> [Instructions to follow]
Write the data below out again, with each line matching the original.

> [Data provided]

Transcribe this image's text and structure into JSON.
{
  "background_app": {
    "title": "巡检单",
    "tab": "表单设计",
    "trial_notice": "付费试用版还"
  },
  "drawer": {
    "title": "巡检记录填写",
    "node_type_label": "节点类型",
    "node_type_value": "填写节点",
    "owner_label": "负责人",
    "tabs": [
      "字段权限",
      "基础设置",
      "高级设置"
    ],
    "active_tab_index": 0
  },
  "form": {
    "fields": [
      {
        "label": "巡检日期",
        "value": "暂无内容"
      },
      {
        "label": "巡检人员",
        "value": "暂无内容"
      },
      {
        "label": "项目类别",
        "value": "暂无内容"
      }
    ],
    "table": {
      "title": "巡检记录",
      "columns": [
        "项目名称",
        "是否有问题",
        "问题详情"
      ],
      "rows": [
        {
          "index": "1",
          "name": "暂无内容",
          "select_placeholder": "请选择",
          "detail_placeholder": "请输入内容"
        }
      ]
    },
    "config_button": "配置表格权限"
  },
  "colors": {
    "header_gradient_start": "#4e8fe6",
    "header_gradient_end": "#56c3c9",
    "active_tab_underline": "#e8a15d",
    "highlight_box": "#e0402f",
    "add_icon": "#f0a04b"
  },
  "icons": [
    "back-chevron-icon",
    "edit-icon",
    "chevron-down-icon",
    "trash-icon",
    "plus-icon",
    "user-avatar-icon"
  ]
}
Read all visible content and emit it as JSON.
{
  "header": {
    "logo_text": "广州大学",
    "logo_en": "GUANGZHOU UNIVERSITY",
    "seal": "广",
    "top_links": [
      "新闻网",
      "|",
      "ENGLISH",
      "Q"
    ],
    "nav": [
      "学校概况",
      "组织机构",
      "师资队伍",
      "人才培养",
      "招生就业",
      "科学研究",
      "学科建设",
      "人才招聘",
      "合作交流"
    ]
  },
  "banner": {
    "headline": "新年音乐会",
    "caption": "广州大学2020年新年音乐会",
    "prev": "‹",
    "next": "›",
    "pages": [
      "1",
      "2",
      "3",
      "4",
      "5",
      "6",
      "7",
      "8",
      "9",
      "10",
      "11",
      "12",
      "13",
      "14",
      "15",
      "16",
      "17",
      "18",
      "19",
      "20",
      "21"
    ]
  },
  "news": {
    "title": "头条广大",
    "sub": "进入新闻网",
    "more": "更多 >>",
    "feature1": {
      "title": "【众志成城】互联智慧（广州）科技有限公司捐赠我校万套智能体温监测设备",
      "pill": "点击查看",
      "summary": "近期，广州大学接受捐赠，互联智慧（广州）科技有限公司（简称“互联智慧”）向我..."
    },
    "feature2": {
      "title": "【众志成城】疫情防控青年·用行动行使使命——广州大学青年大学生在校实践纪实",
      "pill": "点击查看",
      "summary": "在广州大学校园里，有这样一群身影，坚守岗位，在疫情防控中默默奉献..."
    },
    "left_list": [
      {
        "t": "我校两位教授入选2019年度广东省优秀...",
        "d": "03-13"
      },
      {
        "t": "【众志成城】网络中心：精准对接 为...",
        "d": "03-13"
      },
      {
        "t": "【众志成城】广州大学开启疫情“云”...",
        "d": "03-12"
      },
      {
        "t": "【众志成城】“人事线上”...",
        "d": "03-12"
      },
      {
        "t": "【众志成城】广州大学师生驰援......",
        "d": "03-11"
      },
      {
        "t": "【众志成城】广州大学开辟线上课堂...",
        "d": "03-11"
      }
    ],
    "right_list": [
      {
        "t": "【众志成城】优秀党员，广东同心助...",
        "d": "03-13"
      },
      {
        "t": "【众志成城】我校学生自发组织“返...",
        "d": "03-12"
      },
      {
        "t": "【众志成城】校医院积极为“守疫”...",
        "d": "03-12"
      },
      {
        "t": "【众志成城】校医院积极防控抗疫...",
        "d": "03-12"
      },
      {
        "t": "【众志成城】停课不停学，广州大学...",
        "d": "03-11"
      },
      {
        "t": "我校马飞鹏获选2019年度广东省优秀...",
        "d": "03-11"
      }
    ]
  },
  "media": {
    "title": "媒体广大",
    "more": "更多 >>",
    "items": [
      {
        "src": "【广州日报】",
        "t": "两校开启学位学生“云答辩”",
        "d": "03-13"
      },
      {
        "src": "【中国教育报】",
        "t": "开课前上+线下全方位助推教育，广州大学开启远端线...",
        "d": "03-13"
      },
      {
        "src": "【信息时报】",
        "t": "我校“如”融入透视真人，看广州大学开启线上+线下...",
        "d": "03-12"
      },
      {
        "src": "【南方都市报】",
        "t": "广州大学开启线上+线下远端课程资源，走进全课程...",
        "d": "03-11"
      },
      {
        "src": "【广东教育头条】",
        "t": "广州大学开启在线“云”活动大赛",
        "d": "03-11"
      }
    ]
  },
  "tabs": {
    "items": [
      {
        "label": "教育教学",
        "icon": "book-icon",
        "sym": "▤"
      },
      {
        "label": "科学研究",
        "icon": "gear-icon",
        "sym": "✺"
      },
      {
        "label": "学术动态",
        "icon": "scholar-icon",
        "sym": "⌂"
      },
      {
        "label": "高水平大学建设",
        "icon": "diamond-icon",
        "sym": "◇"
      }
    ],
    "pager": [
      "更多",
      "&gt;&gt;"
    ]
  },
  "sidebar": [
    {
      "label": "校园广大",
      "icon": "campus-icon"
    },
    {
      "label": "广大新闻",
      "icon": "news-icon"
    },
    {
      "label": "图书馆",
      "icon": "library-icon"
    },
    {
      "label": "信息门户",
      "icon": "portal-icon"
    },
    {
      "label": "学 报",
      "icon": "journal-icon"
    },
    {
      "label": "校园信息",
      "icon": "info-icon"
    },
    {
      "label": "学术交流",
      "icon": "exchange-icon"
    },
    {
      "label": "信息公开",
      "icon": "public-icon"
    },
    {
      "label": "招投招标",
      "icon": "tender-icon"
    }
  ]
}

> [Result below]
Transcribe this image's text and structure into JSON.
{
  "background_app": {
    "title": "巡检单",
    "tab": "表单设计",
    "trial_notice": "付费试用版还"
  },
  "drawer": {
    "title": "巡检记录填写",
    "node_type_label": "节点类型",
    "node_type_value": "填写节点",
    "owner_label": "负责人",
    "tabs": [
      "字段权限",
      "基础设置",
      "高级设置"
    ],
    "active_tab_index": 0
  },
  "form": {
    "fields": [
      {
        "label": "巡检日期",
        "value": "暂无内容"
      },
      {
        "label": "巡检人员",
        "value": "暂无内容"
      },
      {
        "label": "项目类别",
        "value": "暂无内容"
      }
    ],
    "table": {
      "title": "巡检记录",
      "columns": [
        "项目名称",
        "是否有问题",
        "问题详情"
      ],
      "rows": [
        {
          "index": "1",
          "name": "暂无内容",
          "select_placeholder": "请选择",
          "detail_placeholder": "请输入内容"
        }
      ]
    },
    "config_button": "配置表格权限"
  },
  "colors": {
    "header_gradient_start": "#4e8fe6",
    "header_gradient_end": "#56c3c9",
    "active_tab_underline": "#e8a15d",
    "highlight_box": "#e0402f",
    "add_icon": "#f0a04b"
  },
  "icons": [
    "back-chevron-icon",
    "edit-icon",
    "chevron-down-icon",
    "trash-icon",
    "plus-icon",
    "user-avatar-icon"
  ]
}
Read all visible content and emit it as JSON.
{
  "header": {
    "logo_text": "广州大学",
    "logo_en": "GUANGZHOU UNIVERSITY",
    "seal": "广",
    "top_links": [
      "新闻网",
      "|",
      "ENGLISH",
      "Q"
    ],
    "nav": [
      "学校概况",
      "组织机构",
      "师资队伍",
      "人才培养",
      "招生就业",
      "科学研究",
      "学科建设",
      "人才招聘",
      "合作交流"
    ]
  },
  "banner": {
    "headline": "新年音乐会",
    "caption": "广州大学2020年新年音乐会",
    "prev": "‹",
    "next": "›",
    "pages": [
      "1",
      "2",
      "3",
      "4",
      "5",
      "6",
      "7",
      "8",
      "9",
      "10",
      "11",
      "12",
      "13",
      "14",
      "15",
      "16",
      "17",
      "18",
      "19",
      "20",
      "21"
    ]
  },
  "news": {
    "title": "头条广大",
    "sub": "进入新闻网",
    "more": "更多 >>",
    "feature1": {
      "title": "【众志成城】互联智慧（广州）科技有限公司捐赠我校万套智能体温监测设备",
      "pill": "点击查看",
      "summary": "近期，广州大学接受捐赠，互联智慧（广州）科技有限公司（简称“互联智慧”）向我..."
    },
    "feature2": {
      "title": "【众志成城】疫情防控青年·用行动行使使命——广州大学青年大学生在校实践纪实",
      "pill": "点击查看",
      "summary": "在广州大学校园里，有这样一群身影，坚守岗位，在疫情防控中默默奉献..."
    },
    "left_list": [
      {
        "t": "我校两位教授入选2019年度广东省优秀...",
        "d": "03-13"
      },
      {
        "t": "【众志成城】网络中心：精准对接 为...",
        "d": "03-13"
      },
      {
        "t": "【众志成城】广州大学开启疫情“云”...",
        "d": "03-12"
      },
      {
        "t": "【众志成城】“人事线上”...",
        "d": "03-12"
      },
      {
        "t": "【众志成城】广州大学师生驰援......",
        "d": "03-11"
      },
      {
        "t": "【众志成城】广州大学开辟线上课堂...",
        "d": "03-11"
      }
    ],
    "right_list": [
      {
        "t": "【众志成城】优秀党员，广东同心助...",
        "d": "03-13"
      },
      {
        "t": "【众志成城】我校学生自发组织“返...",
        "d": "03-12"
      },
      {
        "t": "【众志成城】校医院积极为“守疫”...",
        "d": "03-12"
      },
      {
        "t": "【众志成城】校医院积极防控抗疫...",
        "d": "03-12"
      },
      {
        "t": "【众志成城】停课不停学，广州大学...",
        "d": "03-11"
      },
      {
        "t": "我校马飞鹏获选2019年度广东省优秀...",
        "d": "03-11"
      }
    ]
  },
  "media": {
    "title": "媒体广大",
    "more": "更多 >>",
    "items": [
      {
        "src": "【广州日报】",
        "t": "两校开启学位学生“云答辩”",
        "d": "03-13"
      },
      {
        "src": "【中国教育报】",
        "t": "开课前上+线下全方位助推教育，广州大学开启远端线...",
        "d": "03-13"
      },
      {
        "src": "【信息时报】",
        "t": "我校“如”融入透视真人，看广州大学开启线上+线下...",
        "d": "03-12"
      },
      {
        "src": "【南方都市报】",
        "t": "广州大学开启线上+线下远端课程资源，走进全课程...",
        "d": "03-11"
      },
      {
        "src": "【广东教育头条】",
        "t": "广州大学开启在线“云”活动大赛",
        "d": "03-11"
      }
    ]
  },
  "tabs": {
    "items": [
      {
        "label": "教育教学",
        "icon": "book-icon",
        "sym": "▤"
      },
      {
        "label": "科学研究",
        "icon": "gear-icon",
        "sym": "✺"
      },
      {
        "label": "学术动态",
        "icon": "scholar-icon",
        "sym": "⌂"
      },
      {
        "label": "高水平大学建设",
        "icon": "diamond-icon",
        "sym": "◇"
      }
    ],
    "pager": [
      "更多",
      "&gt;&gt;"
    ]
  },
  "sidebar": [
    {
      "label": "校园广大",
      "icon": "campus-icon"
    },
    {
      "label": "广大新闻",
      "icon": "news-icon"
    },
    {
      "label": "图书馆",
      "icon": "library-icon"
    },
    {
      "label": "信息门户",
      "icon": "portal-icon"
    },
    {
      "label": "学 报",
      "icon": "journal-icon"
    },
    {
      "label": "校园信息",
      "icon": "info-icon"
    },
    {
      "label": "学术交流",
      "icon": "exchange-icon"
    },
    {
      "label": "信息公开",
      "icon": "public-icon"
    },
    {
      "label": "招投招标",
      "icon": "tender-icon"
    }
  ]
}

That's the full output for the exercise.